Study material below:
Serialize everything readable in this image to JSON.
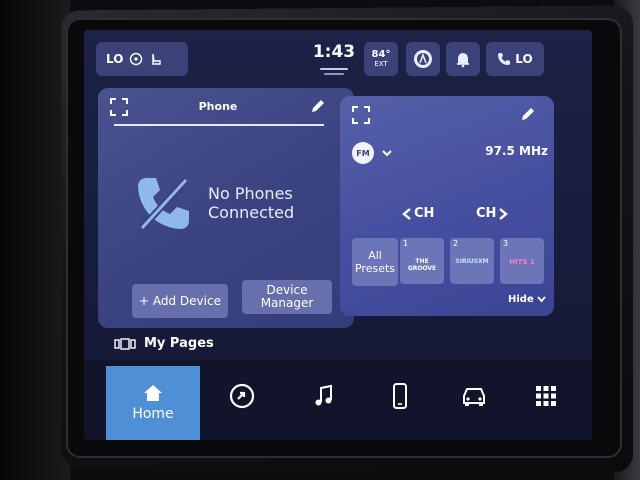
{
  "status_bar": {
    "climate_label": "LO",
    "clock": "1:43",
    "temp_value": "84°",
    "temp_label": "EXT",
    "call_label": "LO"
  },
  "phone_card": {
    "title": "Phone",
    "message_line1": "No Phones",
    "message_line2": "Connected",
    "add_device_label": "+ Add Device",
    "device_manager_line1": "Device",
    "device_manager_line2": "Manager"
  },
  "radio_card": {
    "band": "FM",
    "frequency": "97.5 MHz",
    "ch_prev_label": "CH",
    "ch_next_label": "CH",
    "all_presets_line1": "All",
    "all_presets_line2": "Presets",
    "presets": [
      {
        "number": "1",
        "logo": "THE GROOVE"
      },
      {
        "number": "2",
        "logo": "SIRIUSXM"
      },
      {
        "number": "3",
        "logo": "HITS 1"
      }
    ],
    "hide_label": "Hide"
  },
  "my_pages": {
    "label": "My Pages"
  },
  "nav": {
    "home_label": "Home",
    "items": [
      "apps-icon",
      "music-icon",
      "phone-icon",
      "vehicle-icon",
      "grid-icon"
    ]
  },
  "colors": {
    "screen_bg": "#1d2246",
    "card_bg": "#3a4280",
    "button_bg": "#6770ad",
    "nav_active": "#4f8fd6"
  }
}
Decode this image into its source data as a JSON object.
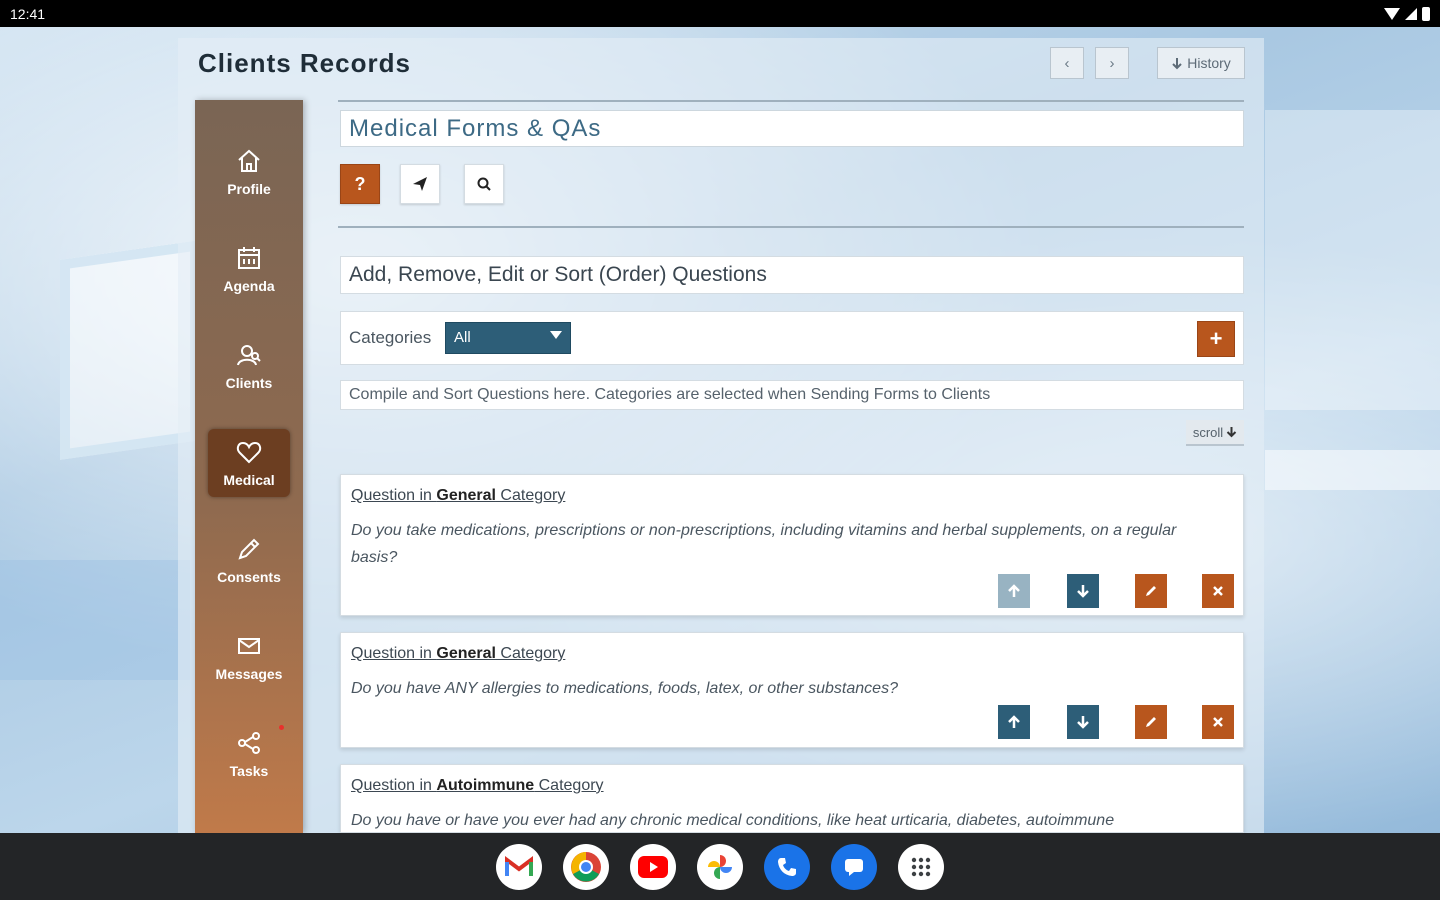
{
  "status_bar": {
    "time": "12:41"
  },
  "app": {
    "title": "Clients Records",
    "prev_label": "‹",
    "next_label": "›",
    "history_label": "History"
  },
  "sidebar": {
    "items": [
      {
        "label": "Profile",
        "icon": "home-icon"
      },
      {
        "label": "Agenda",
        "icon": "calendar-icon"
      },
      {
        "label": "Clients",
        "icon": "person-search-icon"
      },
      {
        "label": "Medical",
        "icon": "heart-icon",
        "active": true
      },
      {
        "label": "Consents",
        "icon": "pencil-icon"
      },
      {
        "label": "Messages",
        "icon": "mail-icon"
      },
      {
        "label": "Tasks",
        "icon": "share-icon"
      }
    ]
  },
  "content": {
    "section_title": "Medical Forms & QAs",
    "help_label": "?",
    "subtitle": "Add, Remove, Edit or Sort (Order) Questions",
    "categories_label": "Categories",
    "category_selected": "All",
    "add_label": "+",
    "hint": "Compile and Sort Questions here. Categories are selected when Sending Forms to Clients",
    "scroll_label": "scroll"
  },
  "questions": [
    {
      "prefix": "Question in ",
      "category": "General",
      "suffix": " Category",
      "text": "Do you take medications, prescriptions or non-prescriptions, including vitamins and herbal supplements, on a regular basis?"
    },
    {
      "prefix": "Question in ",
      "category": "General",
      "suffix": " Category",
      "text": "Do you have ANY allergies to medications, foods, latex, or other substances?"
    },
    {
      "prefix": "Question in ",
      "category": "Autoimmune",
      "suffix": " Category",
      "text": "Do you have or have you ever had any chronic medical conditions, like heat urticaria, diabetes, autoimmune"
    }
  ],
  "taskbar": {
    "apps": [
      "gmail-icon",
      "chrome-icon",
      "youtube-icon",
      "photos-icon",
      "phone-icon",
      "messages-icon",
      "apps-grid-icon"
    ]
  },
  "colors": {
    "accent_orange": "#b8561d",
    "accent_teal": "#2d5e78",
    "sidebar_active": "#6c3e21"
  }
}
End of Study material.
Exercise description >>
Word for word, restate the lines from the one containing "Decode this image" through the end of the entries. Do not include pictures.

Answer to this task >>
Decode this image into its source data as a JSON object.
{
  "status_bar": {
    "time": "12:41"
  },
  "app": {
    "title": "Clients Records",
    "prev_label": "‹",
    "next_label": "›",
    "history_label": "History"
  },
  "sidebar": {
    "items": [
      {
        "label": "Profile",
        "icon": "home-icon"
      },
      {
        "label": "Agenda",
        "icon": "calendar-icon"
      },
      {
        "label": "Clients",
        "icon": "person-search-icon"
      },
      {
        "label": "Medical",
        "icon": "heart-icon",
        "active": true
      },
      {
        "label": "Consents",
        "icon": "pencil-icon"
      },
      {
        "label": "Messages",
        "icon": "mail-icon"
      },
      {
        "label": "Tasks",
        "icon": "share-icon"
      }
    ]
  },
  "content": {
    "section_title": "Medical Forms & QAs",
    "help_label": "?",
    "subtitle": "Add, Remove, Edit or Sort (Order) Questions",
    "categories_label": "Categories",
    "category_selected": "All",
    "add_label": "+",
    "hint": "Compile and Sort Questions here. Categories are selected when Sending Forms to Clients",
    "scroll_label": "scroll"
  },
  "questions": [
    {
      "prefix": "Question in ",
      "category": "General",
      "suffix": " Category",
      "text": "Do you take medications, prescriptions or non-prescriptions, including vitamins and herbal supplements, on a regular basis?"
    },
    {
      "prefix": "Question in ",
      "category": "General",
      "suffix": " Category",
      "text": "Do you have ANY allergies to medications, foods, latex, or other substances?"
    },
    {
      "prefix": "Question in ",
      "category": "Autoimmune",
      "suffix": " Category",
      "text": "Do you have or have you ever had any chronic medical conditions, like heat urticaria, diabetes, autoimmune"
    }
  ],
  "taskbar": {
    "apps": [
      "gmail-icon",
      "chrome-icon",
      "youtube-icon",
      "photos-icon",
      "phone-icon",
      "messages-icon",
      "apps-grid-icon"
    ]
  },
  "colors": {
    "accent_orange": "#b8561d",
    "accent_teal": "#2d5e78",
    "sidebar_active": "#6c3e21"
  }
}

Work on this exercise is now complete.